What has CMC ever done for me? Rewriting a Career.
What has CMC ever done for me? Oh, not much.
Apart from change my career, allow me to become a TV writer, turn me into a minor celebrity among my daughter’s ‘Go Jetter’ loving classmates, and help make a wealth of connections across an entirely brilliant industry.
But other than that…
The first time I attended CMC I had no connection with the world of children’s media. I came from a publishing background – a decade and a half of working as a travel writer and editor – but with two young kids now taking over my life, I was keen to put the passport in the draw for a while and explore new, non-jet-setting avenues.
Like most creatively-inclined parents who find themselves thrust back into the delightful world of children’s stories, I’d been toying with the idea of writing a book for kids. You know how it is. By chance, I was sent a link to a call-out for volunteer bloggers for some children’s conference in Sheffield – right on my doorstep, but which I never knew existed. Might be interesting, I thought.
I got in touch, and a couple of weeks later found myself in the middle of a four-hour creative workshop on how to make a Bible for a children’s TV programme. I was blown away by the creativity in the room, the co-operation and sharing of ideas, and the friendliness of the delegates and experts. I wanted a bit more of this, I decided. But where to start, how to get in? Well, CMC of course!
I offered to come back and blog again the following year, but Greg wasn’t having it. He wanted me to run the whole blogging team. And do the ebulletins. And then work for a while as a content manager. And help put on Manimation. Which was all fantastic – I got to know a lot of people from a lot of great companies. But I was still hesitant to tell anybody that I actually wanted to work on their programmes. After all, I came from a different background and had no TV experience. But if I didn’t tell them, how were they supposed to know?

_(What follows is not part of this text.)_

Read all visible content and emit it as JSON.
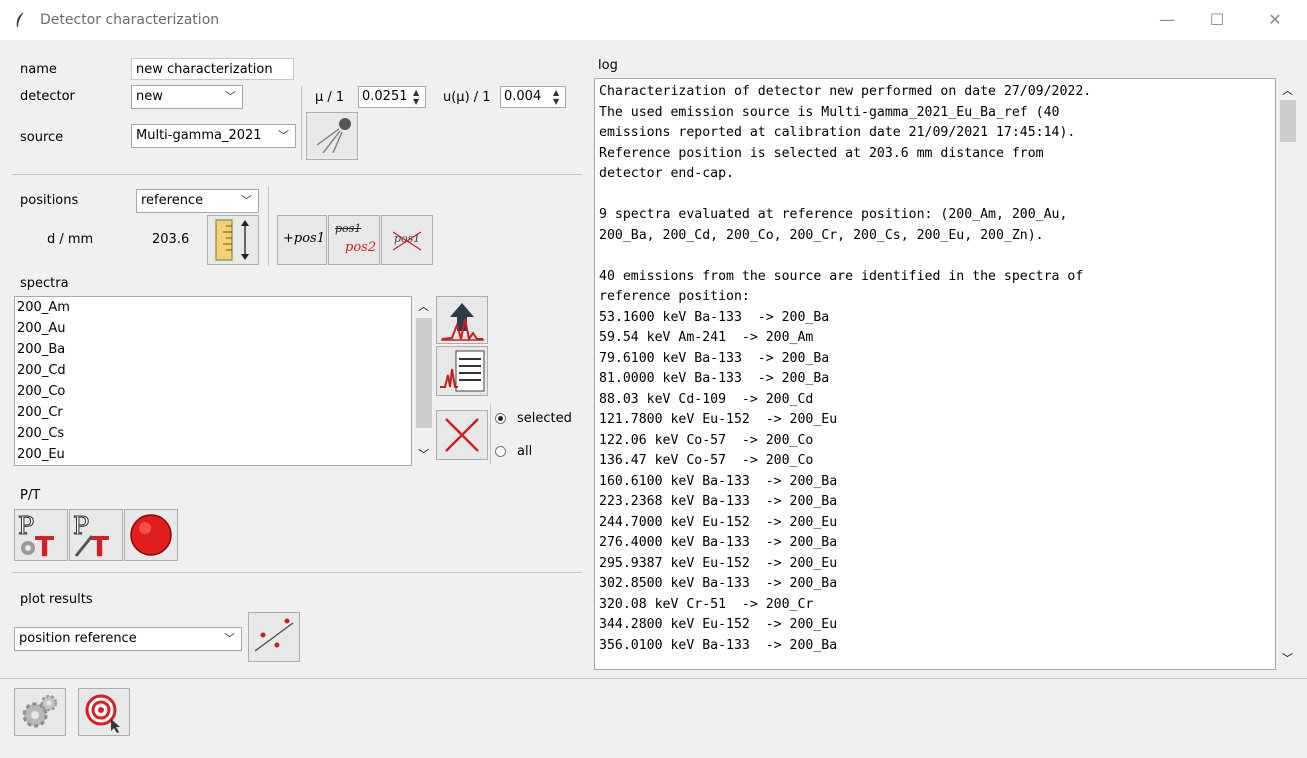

So I bit the bullet. I put my name down for a speed meeting with a producer from ‘Go Jetters’. I’ll just come out and say it, I decided. I’ll tell them about my travel writing background, how I love the show, how my daughter loves the show, about all the great ideas I’ve got, and how I’d love to write for the next series. I psyched myself up to go and nail this. It was now or never. Heart beating a little too quickly, I turned up for my slot and looked at the notice to find the correct table… only to see a note saying that the producer was really sorry but they’d had to dash off. Grimbles!
But I was still determined to seize the moment. I found another BBC person at another table, activated my G.O. Self-confidence click-on, and told her my story. She was very nice, and introduced me to an exec who’d previously worked on the show, who was also very nice and suggested writing a spec episode which she would pass on to the current Go Jetters team. Which I did. They liked it, and I was invited to join the group of writers to pitch ideas for the next series.
And the rest, as they say, is history. Well, fairly recent history – two episodes that I wrote aired before Christmas, with another to come later this year. I still have to pinch myself when I see my story on the screen. My daughter was mildly impressed too, although typically she’s now moved on to ‘Dennis & Gnasher’ and ‘Class Dismissed’, so that’s the next aim. Since then I’ve got work on other great projects following conversations with seemingly random people I’ve met at CMC. It really does work, this chatting to people business.
And my CMC story continues. Two conferences ago I pitched an idea to the room, based on the book idea I’d originally had, and got a lot of encouraging, positive feedback. (The Panda-detective one… nothing concrete’s happened with it yet so give me a shout if you want to chat!) Then at the last conference, I was promoted again, coming full circle to co-produce the session where it all started – the Pitching/Bible workshop – and meeting a whole new set of great people in the process.
So what has CMC ever done for me? Oh, not that much…
But roll on CMC 2020!